Memory studies and the invention of new terminology, which supposedly captures different facets of the complex structure of remembrance, are booming since the last couple of decades. Not least, it is the connection with psychology and new insights in neuroscience, which enriches this field of historical research and provides fruitful approaches. However, many of its terms – like ‘cultural memory’, ‘collective memory’, etc. – remain blurry, and most authors in this field offer their interpretations and definitions, tailored towards their studies. Subsequently, one may ask if ‘medical memories and experiences’ is just another one of these terms, only useful for my dissertation.
However, the purpose of my Ph.D. thesis is to develop an analytical tool, which can be applied to different contexts and time periods. To achieve versatility in the concept, the creation of this tool occurs throughout the dissertation, within different settings in post-war East Germany (1945-1961): First, it will explore the transition of medical personnel between the Third Reich and the German Democratic Republic [GDR]. In this regard, medical memories and experiences are used to expose the diversity of coping strategies of doctors and the negotiation with the socialist state about their past. Both state and medical personnel were eager to establish a narrative which served their respective ends – one which served the antifascistic paradigm of the GDR as well as the self-interests of the individual.
In a second step, the claim will be verified that with the continuity of medical personnel between the systems, certain medical concepts, stigmatisations, clichès, the use of language and symbols survived as well. Therefore, this chapter analyses the medical and social treatment of patients with sexually transmitted diseases [STDs] to reveal the continuity of medical practice and views with the help of medical memories and experiences of the doctor, the nurse and the patient. The analytical tool will allow the conclusion that a ‘system of denunciation’ was in place, which was purposefully maintained by the GDR as well as used by doctors and the social environment to stigmatise patients with STDs and deter the people from becoming ‘promiscuous’.
The third chapter discusses the issue of traumatised war children, their subsequent public behaviour and the reaction of the state authorities. Archival sources and statistics reveal an appalling amount of sexual violence against minors – not only from occupying soldiers but also from East Germans. Without falling into the current discussion of victimhood in Germany, this thesis will use medical memories and experiences to explore the psychological effects on the memory of the individual, who was exposed to traumatic events during the war and in the post-war era, and its consequences. The latter can be reconstructed from archival evidence and compared with studies of today’s war children. Interestingly, the state concentrated their policies on the criminal, promiscuous or delinquent behaviour of its youth and transferred them either into prison, educational homes or mental asylums, thereby neglecting the actual cause of their actions.

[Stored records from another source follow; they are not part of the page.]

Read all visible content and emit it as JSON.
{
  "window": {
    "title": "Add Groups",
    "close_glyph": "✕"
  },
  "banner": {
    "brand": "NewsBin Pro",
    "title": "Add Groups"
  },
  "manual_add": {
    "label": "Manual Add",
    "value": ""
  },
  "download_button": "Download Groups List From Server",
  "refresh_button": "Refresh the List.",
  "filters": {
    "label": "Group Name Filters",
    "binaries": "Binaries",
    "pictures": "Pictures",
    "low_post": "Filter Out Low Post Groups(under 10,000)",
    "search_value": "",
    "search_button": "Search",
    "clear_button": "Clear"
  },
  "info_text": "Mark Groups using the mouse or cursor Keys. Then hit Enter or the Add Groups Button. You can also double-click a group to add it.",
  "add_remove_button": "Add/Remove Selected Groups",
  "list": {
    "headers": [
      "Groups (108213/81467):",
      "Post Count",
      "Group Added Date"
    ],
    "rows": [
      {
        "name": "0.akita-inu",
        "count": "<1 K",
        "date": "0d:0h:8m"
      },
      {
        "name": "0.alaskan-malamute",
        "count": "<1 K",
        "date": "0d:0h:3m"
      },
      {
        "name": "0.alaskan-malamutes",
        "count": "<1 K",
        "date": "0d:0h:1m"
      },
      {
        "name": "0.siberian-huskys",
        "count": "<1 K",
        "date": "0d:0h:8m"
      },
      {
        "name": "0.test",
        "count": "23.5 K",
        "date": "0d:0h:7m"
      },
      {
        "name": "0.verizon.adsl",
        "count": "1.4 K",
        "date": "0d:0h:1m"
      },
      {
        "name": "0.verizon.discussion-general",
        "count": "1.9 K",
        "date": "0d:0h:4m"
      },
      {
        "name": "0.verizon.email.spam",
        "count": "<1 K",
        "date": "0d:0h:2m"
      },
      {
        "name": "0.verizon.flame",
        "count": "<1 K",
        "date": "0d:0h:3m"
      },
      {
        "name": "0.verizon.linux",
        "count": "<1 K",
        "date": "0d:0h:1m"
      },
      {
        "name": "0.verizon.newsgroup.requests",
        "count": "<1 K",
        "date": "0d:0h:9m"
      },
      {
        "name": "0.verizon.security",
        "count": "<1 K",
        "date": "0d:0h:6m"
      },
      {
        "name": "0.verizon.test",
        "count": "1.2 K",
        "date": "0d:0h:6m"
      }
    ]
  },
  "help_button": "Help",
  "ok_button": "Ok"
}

In the last chapter, the case study of a care home in Dresden will be utilised, where all three themes of the previous chapters are combined: in this institution, the medical personnel with an NS past, the ‘promiscuous’ woman with latent syphilis and the ‘delinquent’ teenager could be found. This study will lead into a prologue, which establishes the general theory of medical memories and experiences with the help of conclusions drawn from my research.
After providing this overview of how the concept will be developed in the curse of my dissertation, the next posts about medical memories and experiences will discuss the theoretical framework and give a glimpse into some of my findings.